▶ _Work to be completed_
When you come to a picture, pass over it, and set down the entries below exactly.

▶ _Component data from apps and pages_
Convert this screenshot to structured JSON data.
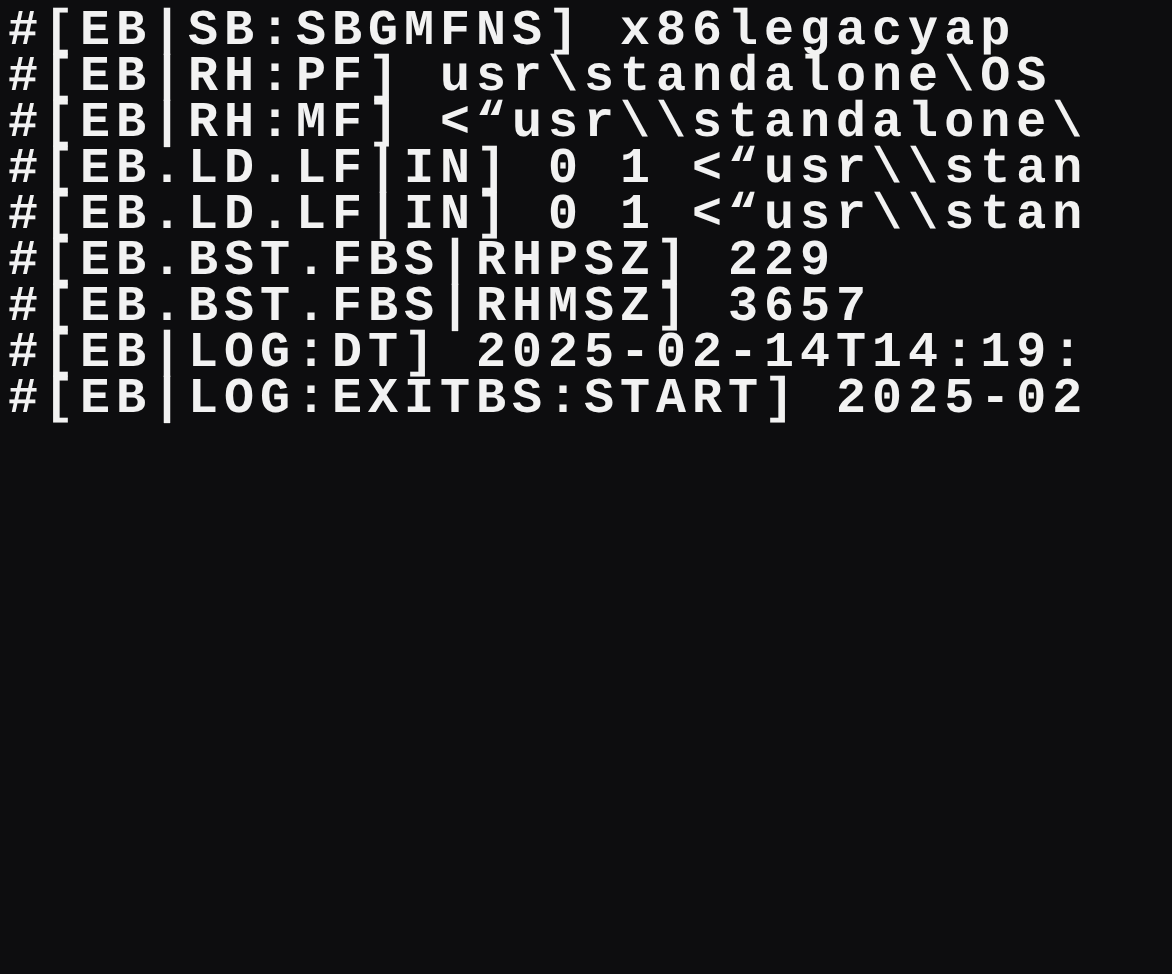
{
  "console": {
    "lines": [
      "#[EB|SB:SBGMFNS] x86legacyap",
      "#[EB|RH:PF] usr\\standalone\\OS",
      "#[EB|RH:MF] <“usr\\\\standalone\\",
      "#[EB.LD.LF|IN] 0 1 <“usr\\\\stan",
      "#[EB.LD.LF|IN] 0 1 <“usr\\\\stan",
      "#[EB.BST.FBS|RHPSZ] 229",
      "#[EB.BST.FBS|RHMSZ] 3657",
      "#[EB|LOG:DT] 2025-02-14T14:19:",
      "#[EB|LOG:EXITBS:START] 2025-02"
    ]
  }
}
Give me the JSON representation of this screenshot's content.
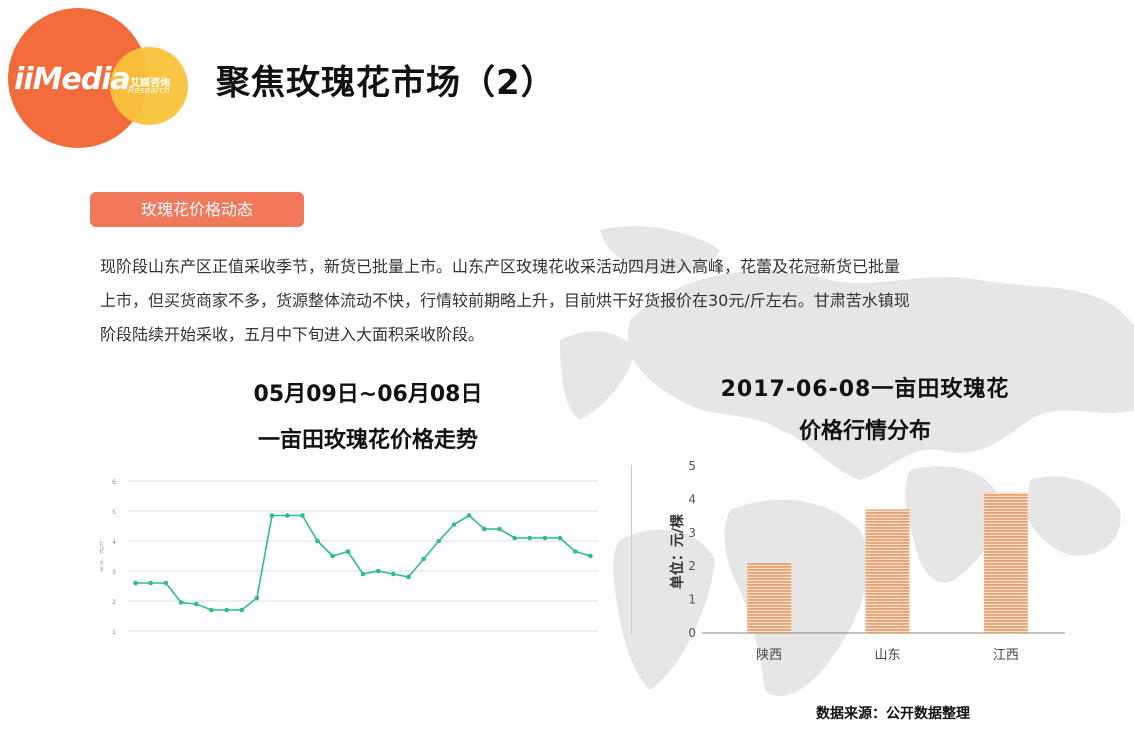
{
  "header": {
    "logo_brand": "iiMedia",
    "logo_cn": "艾媒咨询",
    "logo_en": "Research",
    "title": "聚焦玫瑰花市场（2）"
  },
  "section": {
    "tag": "玫瑰花价格动态",
    "lines": [
      "现阶段山东产区正值采收季节，新货已批量上市。山东产区玫瑰花收采活动四月进入高峰，花蕾及花冠新货已批量",
      "上市，但买货商家不多，货源整体流动不快，行情较前期略上升，目前烘干好货报价在30元/斤左右。甘肃苦水镇现",
      "阶段陆续开始采收，五月中下旬进入大面积采收阶段。"
    ]
  },
  "colors": {
    "line": "#2dbd8a",
    "bar": "#e8a070",
    "tag": "#f2785c",
    "logo_orange": "#f26b3a",
    "logo_yellow": "#f8c23a"
  },
  "chart_data": [
    {
      "type": "line",
      "title_lines": [
        "05月09日~06月08日",
        "一亩田玫瑰花价格走势"
      ],
      "ylabel": "单位：元/斤",
      "ylim": [
        1,
        6
      ],
      "yticks": [
        1,
        2,
        3,
        4,
        5,
        6
      ],
      "grid": true,
      "series": [
        {
          "values": [
            2.6,
            2.6,
            2.6,
            1.95,
            1.9,
            1.7,
            1.7,
            1.7,
            2.1,
            4.85,
            4.85,
            4.85,
            4.0,
            3.5,
            3.65,
            2.9,
            3.0,
            2.9,
            2.8,
            3.4,
            4.0,
            4.55,
            4.85,
            4.4,
            4.4,
            4.1,
            4.1,
            4.1,
            4.1,
            3.65,
            3.5
          ]
        }
      ]
    },
    {
      "type": "bar",
      "title_lines": [
        "2017-06-08一亩田玫瑰花",
        "价格行情分布"
      ],
      "categories": [
        "陕西",
        "山东",
        "江西"
      ],
      "values": [
        2.1,
        3.7,
        4.2
      ],
      "ylabel": "单位：元/棵",
      "ylim": [
        0,
        5
      ],
      "yticks": [
        0,
        1,
        2,
        3,
        4,
        5
      ],
      "grid": false
    }
  ],
  "footer": {
    "source": "数据来源：公开数据整理"
  }
}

▶ _Solution to this exercise_
Convert this screenshot to structured JSON data.
{
  "console": {
    "lines": [
      "#[EB|SB:SBGMFNS] x86legacyap",
      "#[EB|RH:PF] usr\\standalone\\OS",
      "#[EB|RH:MF] <“usr\\\\standalone\\",
      "#[EB.LD.LF|IN] 0 1 <“usr\\\\stan",
      "#[EB.LD.LF|IN] 0 1 <“usr\\\\stan",
      "#[EB.BST.FBS|RHPSZ] 229",
      "#[EB.BST.FBS|RHMSZ] 3657",
      "#[EB|LOG:DT] 2025-02-14T14:19:",
      "#[EB|LOG:EXITBS:START] 2025-02"
    ]
  }
}
Give me the JSON representation of this screenshot's content.
{
  "header": {
    "logo_brand": "iiMedia",
    "logo_cn": "艾媒咨询",
    "logo_en": "Research",
    "title": "聚焦玫瑰花市场（2）"
  },
  "section": {
    "tag": "玫瑰花价格动态",
    "lines": [
      "现阶段山东产区正值采收季节，新货已批量上市。山东产区玫瑰花收采活动四月进入高峰，花蕾及花冠新货已批量",
      "上市，但买货商家不多，货源整体流动不快，行情较前期略上升，目前烘干好货报价在30元/斤左右。甘肃苦水镇现",
      "阶段陆续开始采收，五月中下旬进入大面积采收阶段。"
    ]
  },
  "colors": {
    "line": "#2dbd8a",
    "bar": "#e8a070",
    "tag": "#f2785c",
    "logo_orange": "#f26b3a",
    "logo_yellow": "#f8c23a"
  },
  "chart_data": [
    {
      "type": "line",
      "title_lines": [
        "05月09日~06月08日",
        "一亩田玫瑰花价格走势"
      ],
      "ylabel": "单位：元/斤",
      "ylim": [
        1,
        6
      ],
      "yticks": [
        1,
        2,
        3,
        4,
        5,
        6
      ],
      "grid": true,
      "series": [
        {
          "values": [
            2.6,
            2.6,
            2.6,
            1.95,
            1.9,
            1.7,
            1.7,
            1.7,
            2.1,
            4.85,
            4.85,
            4.85,
            4.0,
            3.5,
            3.65,
            2.9,
            3.0,
            2.9,
            2.8,
            3.4,
            4.0,
            4.55,
            4.85,
            4.4,
            4.4,
            4.1,
            4.1,
            4.1,
            4.1,
            3.65,
            3.5
          ]
        }
      ]
    },
    {
      "type": "bar",
      "title_lines": [
        "2017-06-08一亩田玫瑰花",
        "价格行情分布"
      ],
      "categories": [
        "陕西",
        "山东",
        "江西"
      ],
      "values": [
        2.1,
        3.7,
        4.2
      ],
      "ylabel": "单位：元/棵",
      "ylim": [
        0,
        5
      ],
      "yticks": [
        0,
        1,
        2,
        3,
        4,
        5
      ],
      "grid": false
    }
  ],
  "footer": {
    "source": "数据来源：公开数据整理"
  }
}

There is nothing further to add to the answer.